With this growing trend and the increase attacks on consumer sites it’s important to know what steps you can take to prevent a DDoS attack from effecting your business. With that in mind, InformationWeek put together a list of “10 Strategies To Fight Anonymous DDoS Attacks.” Here’s what they suggest:
1. Know You’re Vulnerable
One lesson from the use of DDoS by Anonymous–as well as its sister hacktivist group LulzSec–is that any site is at risk. That’s not meant to sound alarmist, but rather simply to acknowledge that the hacktivist agenda can seem random, at best.
2. DDoS Attacks Are Cheap To Launch, Tough To Stop
Hacktivists can quickly crowdsource “5,600 DDoS zealots blasting at once,” as Anonymous boasted on Twitter, to take down the websites of everyone from the FBI and the Justice Department to the Motion Picture Association of America and Recording Industry Association of America. “DDoS is to the Internet what the billy club is to gang warfare: simple, cheap, unsophisticated, and effective,” said Rob Rachwald, director of security strategy of Imperva, via email.
3. Plan Ahead
Stopping DDoS attacks requires preparation.
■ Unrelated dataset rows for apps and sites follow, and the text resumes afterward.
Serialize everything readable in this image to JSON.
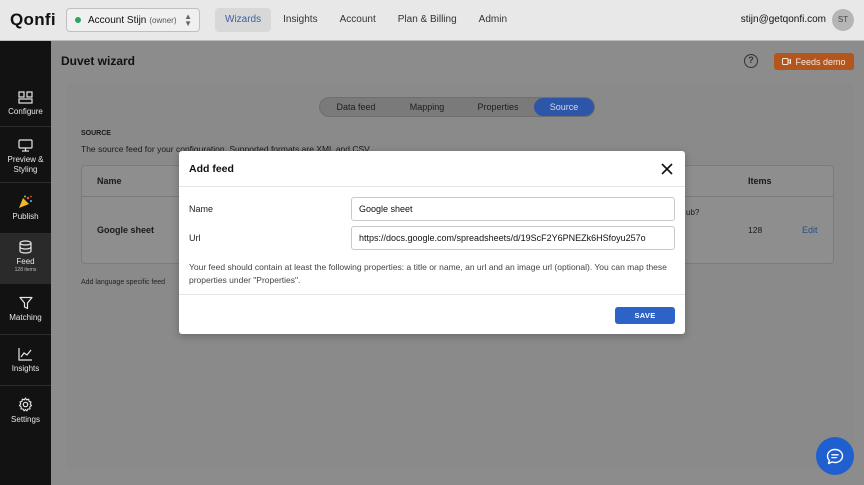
{
  "app": {
    "logo": "Qonfi"
  },
  "account": {
    "name": "Account Stijn",
    "role": "(owner)",
    "status_color": "#27a85a"
  },
  "nav": {
    "items": [
      {
        "label": "Wizards",
        "active": true
      },
      {
        "label": "Insights",
        "active": false
      },
      {
        "label": "Account",
        "active": false
      },
      {
        "label": "Plan & Billing",
        "active": false
      },
      {
        "label": "Admin",
        "active": false
      }
    ]
  },
  "user": {
    "email": "stijn@getqonfi.com",
    "initials": "ST"
  },
  "sidebar": {
    "items": [
      {
        "label": "Configure",
        "icon": "configure-icon"
      },
      {
        "label": "Preview & Styling",
        "icon": "monitor-icon"
      },
      {
        "label": "Publish",
        "icon": "party-popper-icon"
      },
      {
        "label": "Feed",
        "sublabel": "128 items",
        "icon": "database-icon",
        "active": true
      },
      {
        "label": "Matching",
        "icon": "funnel-icon"
      },
      {
        "label": "Insights",
        "icon": "chart-line-icon"
      },
      {
        "label": "Settings",
        "icon": "gear-icon"
      }
    ]
  },
  "page": {
    "title": "Duvet wizard",
    "demo_button": "Feeds demo",
    "demo_color": "#e8732c"
  },
  "tabs": [
    {
      "label": "Data feed",
      "active": false
    },
    {
      "label": "Mapping",
      "active": false
    },
    {
      "label": "Properties",
      "active": false
    },
    {
      "label": "Source",
      "active": true
    }
  ],
  "source": {
    "heading": "SOURCE",
    "description": "The source feed for your configuration. Supported formats are XML and CSV."
  },
  "table": {
    "columns": {
      "name": "Name",
      "items": "Items"
    },
    "rows": [
      {
        "name": "Google sheet",
        "partial_text": "ub?",
        "items": "128",
        "action": "Edit"
      }
    ]
  },
  "language_note": "Add language specific feed",
  "modal": {
    "title": "Add feed",
    "name_label": "Name",
    "name_value": "Google sheet",
    "url_label": "Url",
    "url_value": "https://docs.google.com/spreadsheets/d/19ScF2Y6PNEZk6HSfoyu257o",
    "hint": "Your feed should contain at least the following properties: a title or name, an url and an image url (optional). You can map these properties under \"Properties\".",
    "save_label": "SAVE",
    "accent": "#2d62c6"
  },
  "chat": {
    "icon": "chat-bubble-icon",
    "color": "#1f5fd0"
  }
}
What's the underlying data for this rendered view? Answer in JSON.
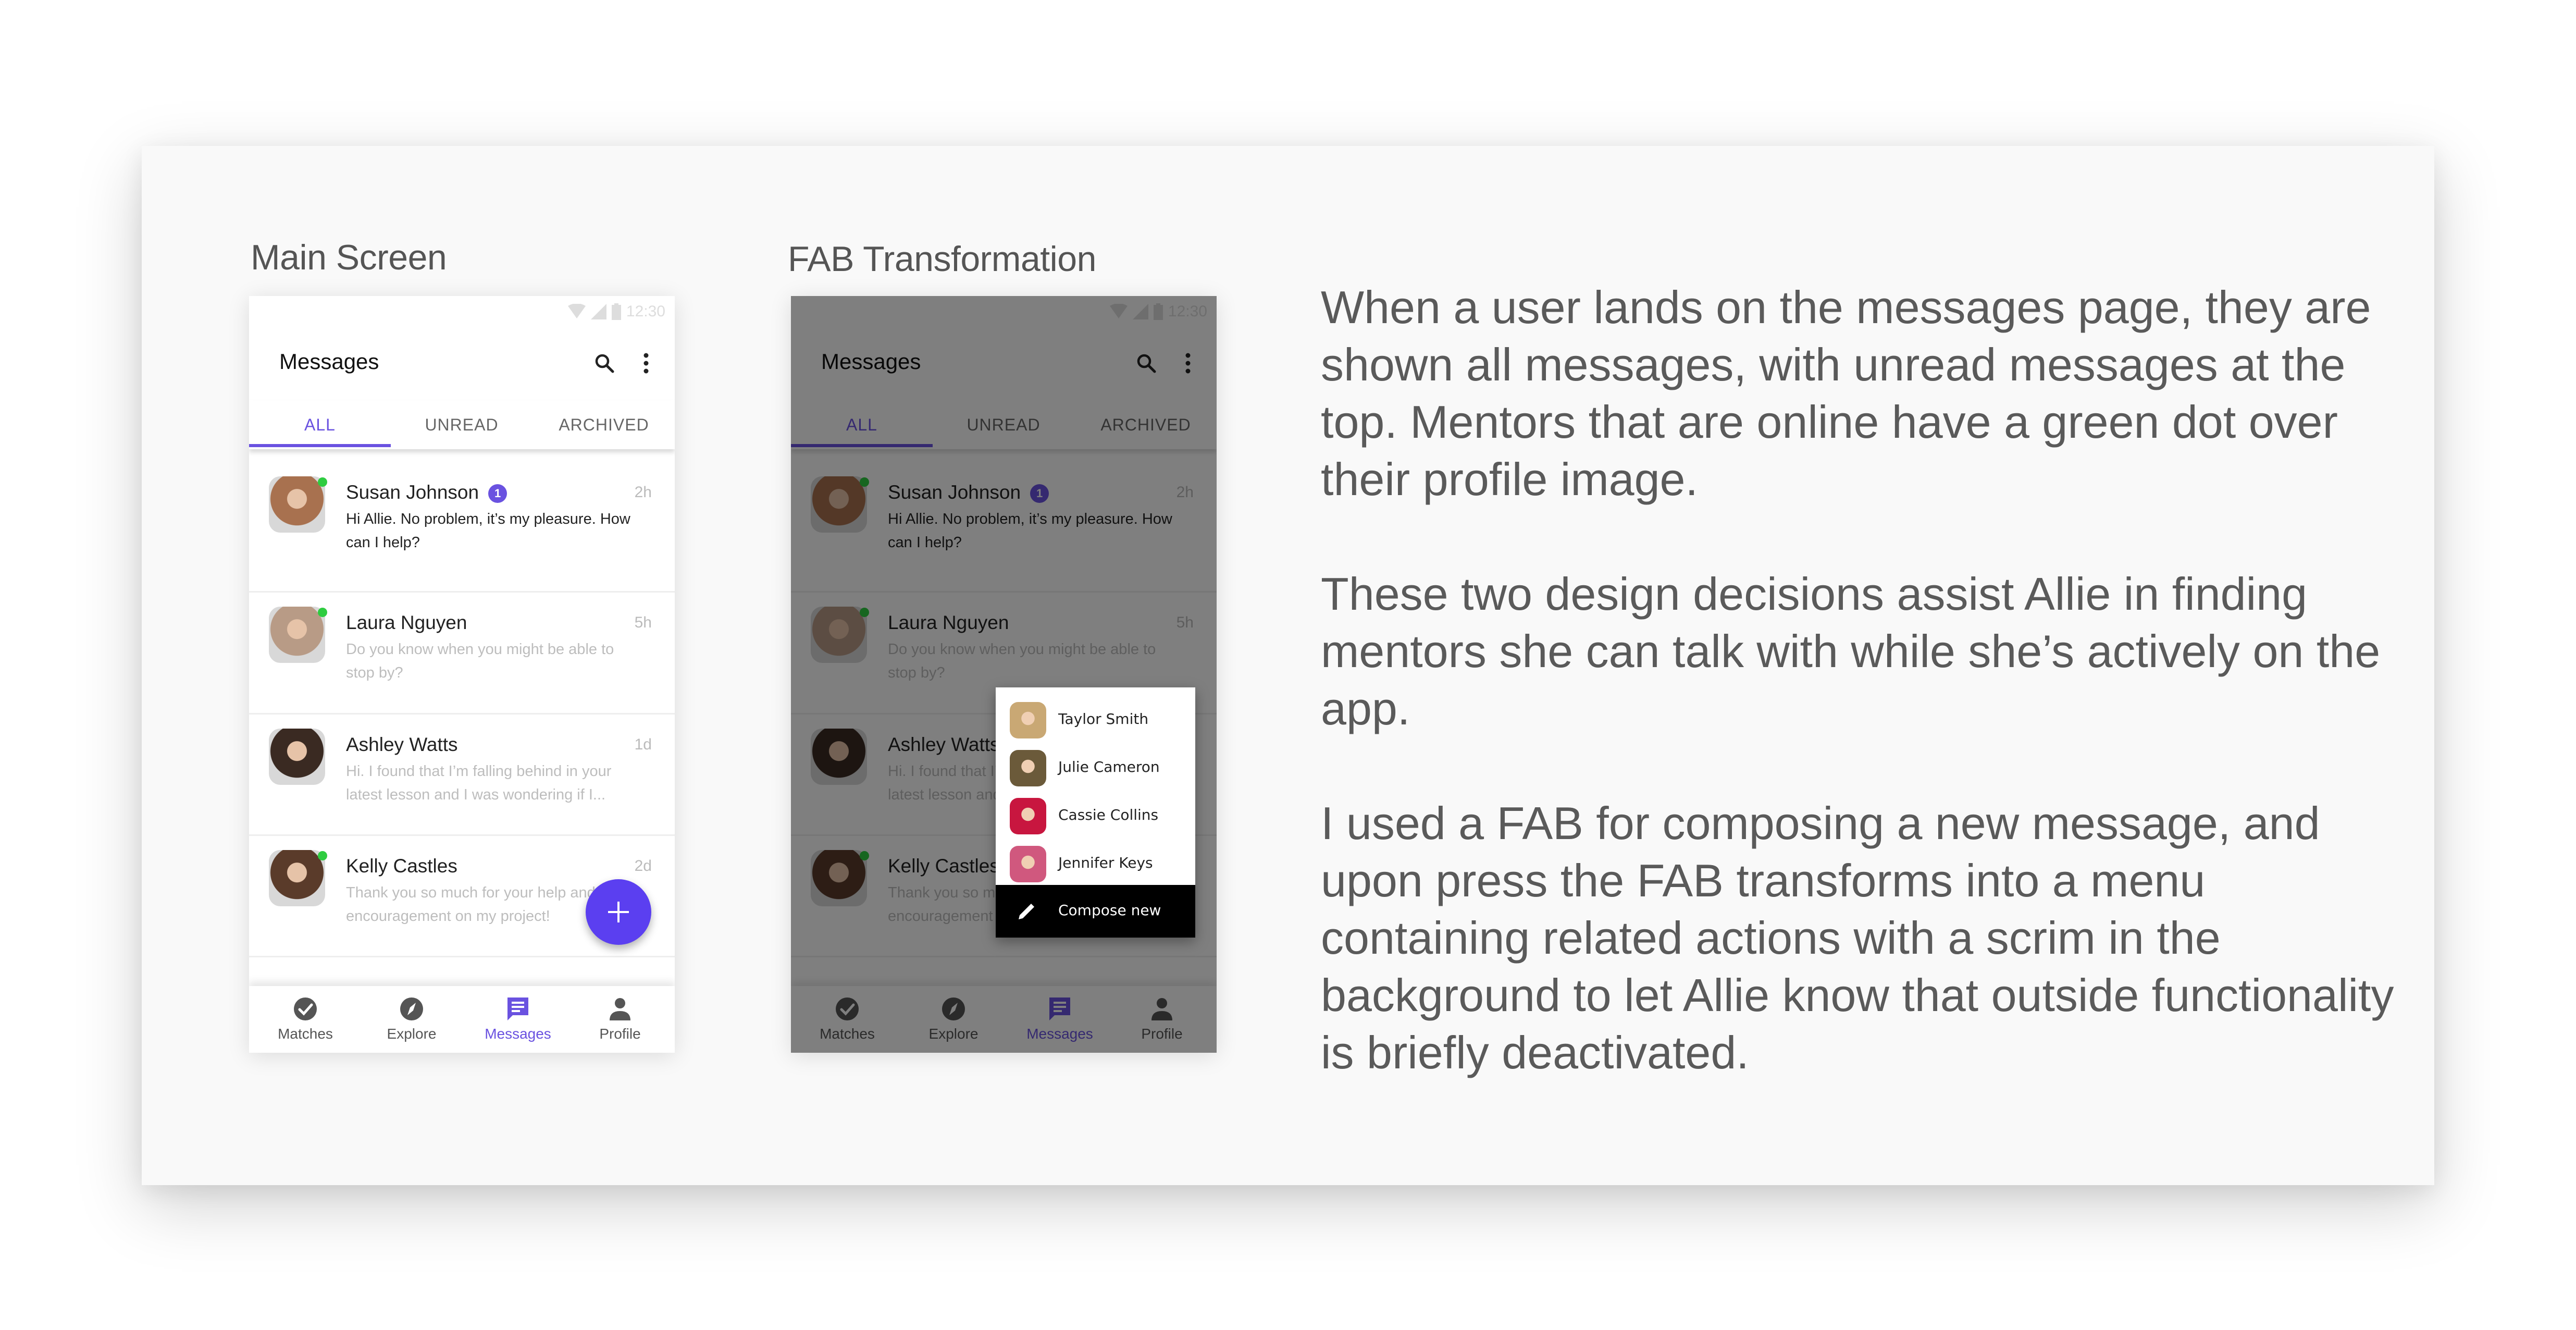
{
  "colors": {
    "accent": "#6a52e0",
    "fab": "#5b3ff0",
    "online": "#2ecc40",
    "card_bg": "#f9f9f9",
    "label_text": "#555555"
  },
  "sections": {
    "main_screen_label": "Main Screen",
    "fab_transformation_label": "FAB Transformation"
  },
  "phone": {
    "status_time": "12:30",
    "status_icons": [
      "wifi-icon",
      "signal-icon",
      "battery-icon"
    ],
    "title": "Messages",
    "actions": [
      "search-icon",
      "more-vert-icon"
    ],
    "tabs": [
      {
        "label": "ALL",
        "active": true
      },
      {
        "label": "UNREAD",
        "active": false
      },
      {
        "label": "ARCHIVED",
        "active": false
      }
    ],
    "conversations": [
      {
        "name": "Susan Johnson",
        "unread_count": "1",
        "time": "2h",
        "message": "Hi Allie. No problem, it’s my pleasure. How can I help?",
        "online": true,
        "unread": true,
        "avatar_color": "#a8714f"
      },
      {
        "name": "Laura Nguyen",
        "unread_count": null,
        "time": "5h",
        "message": "Do you know when you might be able to stop by?",
        "online": true,
        "unread": false,
        "avatar_color": "#b89b86"
      },
      {
        "name": "Ashley Watts",
        "unread_count": null,
        "time": "1d",
        "message": "Hi. I found that I’m falling behind in your latest lesson and I was wondering if I...",
        "online": false,
        "unread": false,
        "avatar_color": "#3a2a22"
      },
      {
        "name": "Kelly Castles",
        "unread_count": null,
        "time": "2d",
        "message": "Thank you so much for your help and encouragement on my project!",
        "online": true,
        "unread": false,
        "avatar_color": "#5a3b2a"
      }
    ],
    "bottom_nav": [
      {
        "label": "Matches",
        "icon": "check-circle-icon",
        "active": false
      },
      {
        "label": "Explore",
        "icon": "compass-icon",
        "active": false
      },
      {
        "label": "Messages",
        "icon": "chat-icon",
        "active": true
      },
      {
        "label": "Profile",
        "icon": "person-icon",
        "active": false
      }
    ],
    "fab_icon": "plus-icon"
  },
  "fab_menu": {
    "contacts": [
      {
        "name": "Taylor Smith",
        "avatar_color": "#c9a874"
      },
      {
        "name": "Julie Cameron",
        "avatar_color": "#6b5a3a"
      },
      {
        "name": "Cassie Collins",
        "avatar_color": "#c8163f"
      },
      {
        "name": "Jennifer Keys",
        "avatar_color": "#d0587e"
      }
    ],
    "compose_label": "Compose new",
    "compose_icon": "pencil-icon"
  },
  "description": {
    "paragraphs": [
      "When a user lands on the messages page, they are shown all messages, with unread messages at the top. Mentors that are online have a green dot over their profile image.",
      "These two design decisions assist Allie in finding mentors she can talk with while she’s actively on the app.",
      "I used a FAB for composing a new message, and upon press the FAB transforms into a menu containing related actions with a scrim in the background to let Allie know that outside functionality is briefly deactivated."
    ]
  }
}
If attacked, “folks that don’t take active measures to ensure the resilience of their networks are going to get knocked over,” said Roland Dobbins, Asia-Pacific solutions architect for Arbor Networks, via phone.